**What you need to do**
From the entries that follow, gather each line holding the word "selection".

§

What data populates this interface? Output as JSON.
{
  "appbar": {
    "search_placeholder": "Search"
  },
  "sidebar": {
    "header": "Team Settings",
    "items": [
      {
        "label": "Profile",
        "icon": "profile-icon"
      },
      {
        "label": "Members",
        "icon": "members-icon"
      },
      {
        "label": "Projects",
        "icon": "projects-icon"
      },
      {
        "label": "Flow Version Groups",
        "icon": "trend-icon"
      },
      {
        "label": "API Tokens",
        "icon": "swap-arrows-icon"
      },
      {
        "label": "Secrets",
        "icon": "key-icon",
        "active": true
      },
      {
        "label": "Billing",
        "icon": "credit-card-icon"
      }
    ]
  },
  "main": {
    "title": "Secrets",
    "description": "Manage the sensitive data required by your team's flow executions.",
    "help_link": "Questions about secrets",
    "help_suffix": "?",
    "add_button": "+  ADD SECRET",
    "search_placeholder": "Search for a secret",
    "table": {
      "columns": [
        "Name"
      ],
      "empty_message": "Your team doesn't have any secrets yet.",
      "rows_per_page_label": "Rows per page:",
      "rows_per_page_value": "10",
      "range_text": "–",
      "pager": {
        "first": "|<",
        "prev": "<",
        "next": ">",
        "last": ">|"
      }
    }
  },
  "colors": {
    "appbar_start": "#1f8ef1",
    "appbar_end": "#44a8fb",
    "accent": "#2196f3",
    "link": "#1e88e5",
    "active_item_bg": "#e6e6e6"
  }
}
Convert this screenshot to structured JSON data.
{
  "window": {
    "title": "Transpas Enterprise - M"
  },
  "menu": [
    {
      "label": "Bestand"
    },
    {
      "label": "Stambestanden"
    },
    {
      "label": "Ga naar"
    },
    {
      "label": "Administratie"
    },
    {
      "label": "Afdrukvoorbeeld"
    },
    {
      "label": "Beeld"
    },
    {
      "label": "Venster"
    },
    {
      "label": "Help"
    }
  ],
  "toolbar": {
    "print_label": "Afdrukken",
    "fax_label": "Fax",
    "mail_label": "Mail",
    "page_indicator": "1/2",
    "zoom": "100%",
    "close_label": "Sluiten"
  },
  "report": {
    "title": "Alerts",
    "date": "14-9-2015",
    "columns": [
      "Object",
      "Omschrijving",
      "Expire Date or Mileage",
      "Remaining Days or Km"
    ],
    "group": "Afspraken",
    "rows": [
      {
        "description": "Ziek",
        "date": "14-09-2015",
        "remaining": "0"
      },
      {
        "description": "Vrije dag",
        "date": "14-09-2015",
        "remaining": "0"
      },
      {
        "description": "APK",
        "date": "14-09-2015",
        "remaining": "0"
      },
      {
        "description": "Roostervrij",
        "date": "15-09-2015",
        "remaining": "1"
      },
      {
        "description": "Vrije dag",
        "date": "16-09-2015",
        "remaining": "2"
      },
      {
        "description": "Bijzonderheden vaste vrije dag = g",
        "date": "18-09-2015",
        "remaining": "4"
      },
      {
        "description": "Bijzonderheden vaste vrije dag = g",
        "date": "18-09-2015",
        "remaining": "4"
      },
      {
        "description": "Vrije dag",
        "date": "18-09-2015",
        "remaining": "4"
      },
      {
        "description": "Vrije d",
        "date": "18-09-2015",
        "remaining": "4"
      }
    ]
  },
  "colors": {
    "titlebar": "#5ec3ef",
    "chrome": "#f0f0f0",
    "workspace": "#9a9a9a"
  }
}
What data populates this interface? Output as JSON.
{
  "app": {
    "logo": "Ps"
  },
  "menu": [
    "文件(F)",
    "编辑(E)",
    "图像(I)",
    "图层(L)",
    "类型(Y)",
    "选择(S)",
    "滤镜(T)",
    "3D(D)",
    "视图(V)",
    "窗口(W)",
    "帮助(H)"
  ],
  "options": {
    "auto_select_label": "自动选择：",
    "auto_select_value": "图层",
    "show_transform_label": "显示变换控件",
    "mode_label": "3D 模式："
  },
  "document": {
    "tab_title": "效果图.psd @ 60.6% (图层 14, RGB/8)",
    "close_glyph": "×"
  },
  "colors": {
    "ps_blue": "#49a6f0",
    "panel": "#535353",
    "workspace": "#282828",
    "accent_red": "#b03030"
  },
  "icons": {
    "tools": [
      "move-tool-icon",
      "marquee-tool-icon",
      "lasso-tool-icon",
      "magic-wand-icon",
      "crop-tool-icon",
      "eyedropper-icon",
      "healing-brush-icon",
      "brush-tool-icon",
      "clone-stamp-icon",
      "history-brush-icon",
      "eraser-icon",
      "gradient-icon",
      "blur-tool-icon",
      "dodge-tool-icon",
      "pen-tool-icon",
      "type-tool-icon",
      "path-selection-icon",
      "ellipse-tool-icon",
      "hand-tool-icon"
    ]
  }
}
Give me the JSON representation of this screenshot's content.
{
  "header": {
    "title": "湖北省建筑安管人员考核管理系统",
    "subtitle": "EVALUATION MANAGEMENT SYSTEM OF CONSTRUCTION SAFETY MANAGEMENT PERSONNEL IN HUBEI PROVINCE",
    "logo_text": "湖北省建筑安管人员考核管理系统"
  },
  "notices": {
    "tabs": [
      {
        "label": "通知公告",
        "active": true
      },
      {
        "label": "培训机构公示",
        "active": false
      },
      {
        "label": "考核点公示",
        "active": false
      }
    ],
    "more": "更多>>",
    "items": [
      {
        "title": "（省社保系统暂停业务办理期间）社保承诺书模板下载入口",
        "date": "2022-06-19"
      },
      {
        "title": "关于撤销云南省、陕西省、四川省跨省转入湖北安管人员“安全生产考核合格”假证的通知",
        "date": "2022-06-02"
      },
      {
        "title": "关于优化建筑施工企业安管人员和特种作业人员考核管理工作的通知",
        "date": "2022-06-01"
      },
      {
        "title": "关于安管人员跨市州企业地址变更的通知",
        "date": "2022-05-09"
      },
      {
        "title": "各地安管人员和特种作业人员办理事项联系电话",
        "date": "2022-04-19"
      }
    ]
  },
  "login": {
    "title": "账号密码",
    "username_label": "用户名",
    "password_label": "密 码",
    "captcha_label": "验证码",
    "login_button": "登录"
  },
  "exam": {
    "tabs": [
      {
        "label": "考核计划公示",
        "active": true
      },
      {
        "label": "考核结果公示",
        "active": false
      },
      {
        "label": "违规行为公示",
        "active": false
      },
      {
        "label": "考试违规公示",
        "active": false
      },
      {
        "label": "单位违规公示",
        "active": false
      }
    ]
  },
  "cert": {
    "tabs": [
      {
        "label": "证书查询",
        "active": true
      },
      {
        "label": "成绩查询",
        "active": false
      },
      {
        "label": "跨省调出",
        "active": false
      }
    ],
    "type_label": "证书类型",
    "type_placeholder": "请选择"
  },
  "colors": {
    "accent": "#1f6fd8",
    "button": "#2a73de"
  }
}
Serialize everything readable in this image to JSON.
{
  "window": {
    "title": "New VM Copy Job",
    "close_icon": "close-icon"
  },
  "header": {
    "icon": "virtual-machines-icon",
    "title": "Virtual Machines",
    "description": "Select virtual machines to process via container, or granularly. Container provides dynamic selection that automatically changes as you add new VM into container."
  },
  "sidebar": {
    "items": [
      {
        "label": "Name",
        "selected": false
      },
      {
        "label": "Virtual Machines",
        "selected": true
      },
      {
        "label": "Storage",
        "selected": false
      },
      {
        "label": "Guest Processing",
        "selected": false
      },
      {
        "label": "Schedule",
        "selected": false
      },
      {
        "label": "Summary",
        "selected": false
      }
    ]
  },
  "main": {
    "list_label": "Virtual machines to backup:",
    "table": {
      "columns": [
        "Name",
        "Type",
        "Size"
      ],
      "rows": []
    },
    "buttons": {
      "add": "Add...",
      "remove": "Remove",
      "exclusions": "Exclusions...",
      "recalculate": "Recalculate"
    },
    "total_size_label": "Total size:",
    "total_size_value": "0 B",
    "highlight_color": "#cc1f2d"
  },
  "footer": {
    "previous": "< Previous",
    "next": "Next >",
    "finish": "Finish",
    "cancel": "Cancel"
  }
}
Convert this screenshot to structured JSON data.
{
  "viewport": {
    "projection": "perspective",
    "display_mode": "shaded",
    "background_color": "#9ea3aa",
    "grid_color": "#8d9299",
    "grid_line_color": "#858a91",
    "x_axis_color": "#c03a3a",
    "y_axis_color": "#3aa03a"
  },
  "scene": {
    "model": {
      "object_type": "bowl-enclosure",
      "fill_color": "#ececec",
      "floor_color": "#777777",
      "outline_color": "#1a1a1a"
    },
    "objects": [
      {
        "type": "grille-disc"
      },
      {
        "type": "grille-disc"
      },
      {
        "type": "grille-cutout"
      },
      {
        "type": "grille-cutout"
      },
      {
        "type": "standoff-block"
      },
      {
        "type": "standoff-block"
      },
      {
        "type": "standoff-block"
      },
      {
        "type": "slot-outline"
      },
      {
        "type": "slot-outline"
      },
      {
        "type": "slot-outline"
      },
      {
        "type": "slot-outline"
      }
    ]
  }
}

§

**Result of this exercise**
      "path-selection-icon",
    "description": "Select virtual machines to process via container, or granularly. Container provides dynamic selection that automatically changes as you add new VM into container."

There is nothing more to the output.